Apple's iMac G5 contains a G5 processor and a new design that integrates the computer into a 2-inch-deep flat panel display (available as 17- or 20-inch screens). For more information visit http://www.apple.com/imac.
Cypak's disposable computer integrates microelectronics and printable sensors into paperboard. The paperboard computer can collect, process, and exchange several pages of encrypted data. For more information visit http://www.cypak.com.
This year FrogPad released its left-handed version of the company's one-handed keyboard. The FrogPad keyboard is one-fifth the size of a traditional keyboard and is designed around the 15 most-frequently-used letters in the Roman alphabet. For more information visit http://www.frogpad.com.
Respower gives users access to their render farm collection of 250 computers that work together to turn 3D wireframe scenes into full-colored image sequences. For more information visit http://www.respower.com.
Volugraphics' 3D hard copy lenticular printing and imaging system generates high-resolution autostereoscopic 3D and animated prints and transparencies (called Volugrams). The system can produce Volugrams with images from 3D data sets, stereopairs, or 3D photographic images. For more information visit http://www.volugraphics.com.
In addition to the traditionally strongly represented design, modeling, and animation tools, I chose some new products that reflect the significance of computer graphics in the recently established area of homeland security, whether for interoperability, data visualization, or training and simulation. There's definitely a lot more to come.
ART VPS released its RenderPipe Max interface for Discreet 3ds max version 6. The RenderPipe interfaces are software plug-ins for the Pure and RenderDrive visualization applications. For more information visit http://www.artvps.com.
The gaming engine by 3Impact is royalty free, supports accurate collision detection and response, constraints, springs, volumetric shadows, particle systems, true mirror surfaces, 3D sounds, and multiple other features. For more information visit http://www.3impact.com/.
FotoG by Vexcel is the Catia version of its close-range photogrammetry system. The software lets users create 3D CAD models and extract precise measurements from film or digital photography and video. By adding the Catia interface, the software can now develop 3D "as built" CAD models of existing facilities. For more information visit http://www.vexcel.com.
Virtock Technologies' Vizx3D 1.0 is a low-cost real-time 3D visualization tool and Web 3D authoring platform. It creates content according to the new Extensible 3D (X3D) standard for 3D graphics. In tandem with this release, Media Machines also released Flux version 1.1, its platform for developing high-performance, real-time, network-aware, 3D rich content. For more information visit http://www.virtock.com or http://www.vizx3d.com.
Virtools Dev is an authoring software for creating interactive 3D applications.

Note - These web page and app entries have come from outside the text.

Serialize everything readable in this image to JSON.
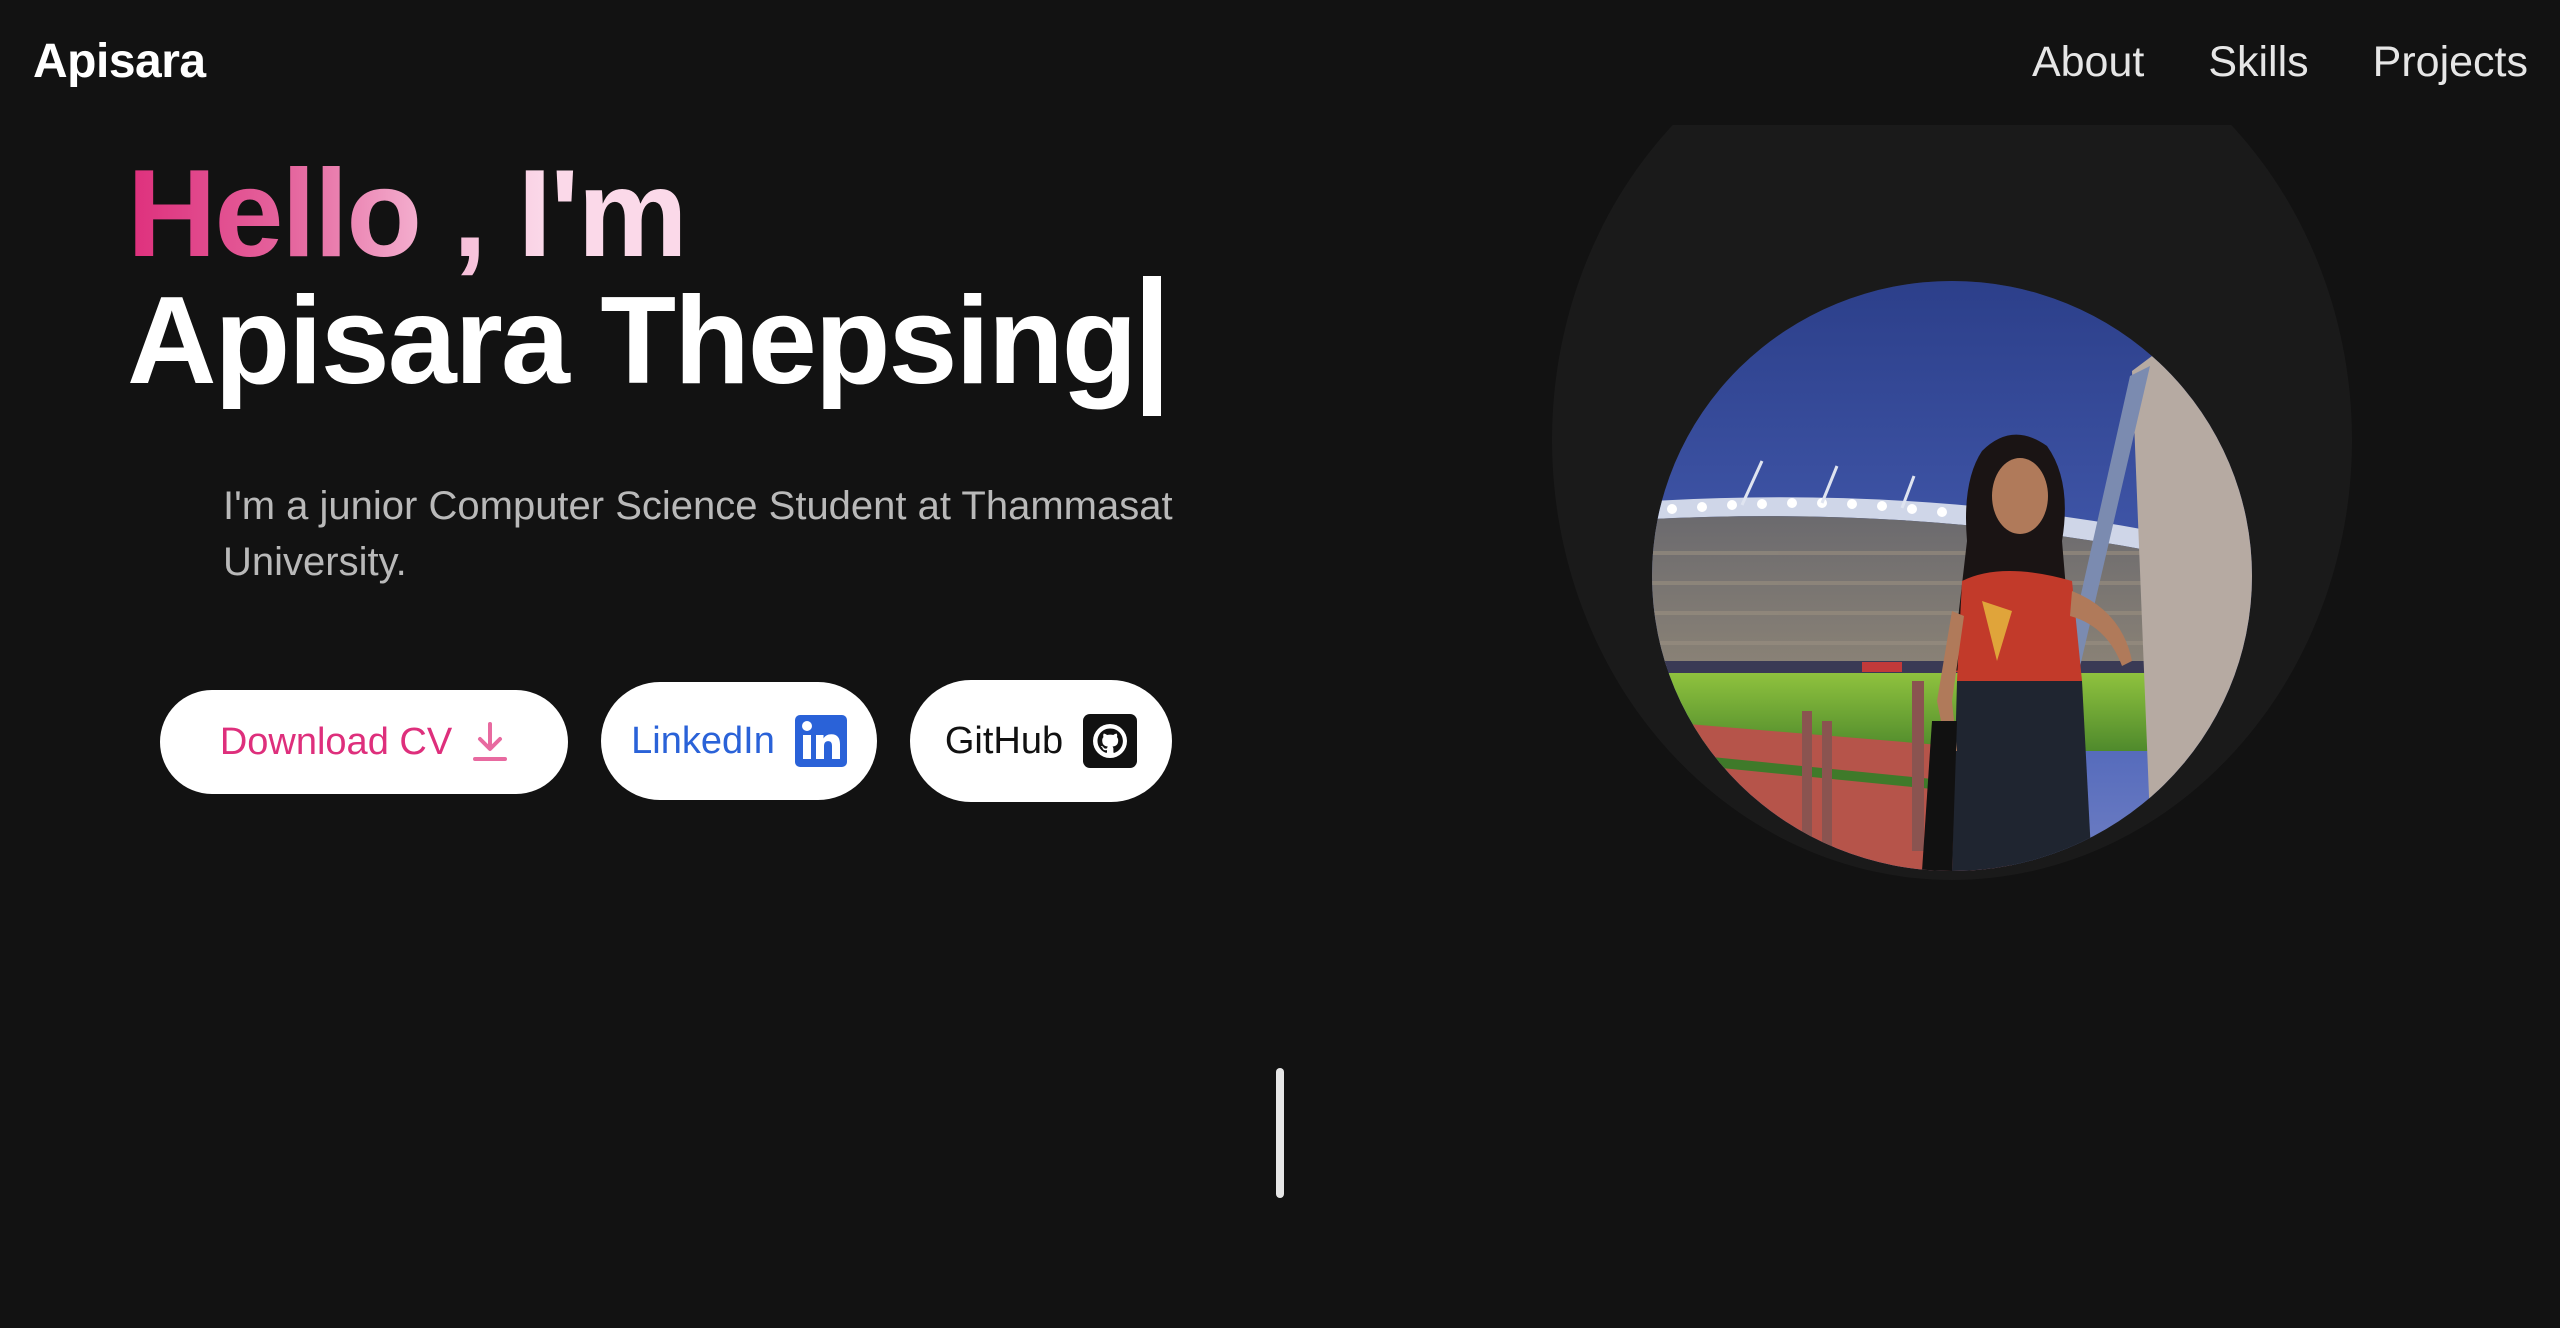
{
  "header": {
    "brand": "Apisara",
    "nav": [
      {
        "label": "About"
      },
      {
        "label": "Skills"
      },
      {
        "label": "Projects"
      }
    ]
  },
  "hero": {
    "greeting": "Hello , I'm",
    "name": "Apisara Thepsing",
    "intro": "I'm a junior Computer Science Student at Thammasat University.",
    "buttons": {
      "download_cv": "Download CV",
      "linkedin": "LinkedIn",
      "github": "GitHub"
    }
  },
  "icons": {
    "download": "download-icon",
    "linkedin": "linkedin-icon",
    "github": "github-icon"
  },
  "colors": {
    "background": "#121212",
    "accent_pink": "#de2f7c",
    "linkedin_blue": "#2a62d8",
    "text": "#ffffff"
  }
}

Key components of the product include an interface that lets users visually assemble objects and behaviors, the behavior engine to run interactive applications, and the render engine to render graphics in real time. For more information visit http://www.virtools.com.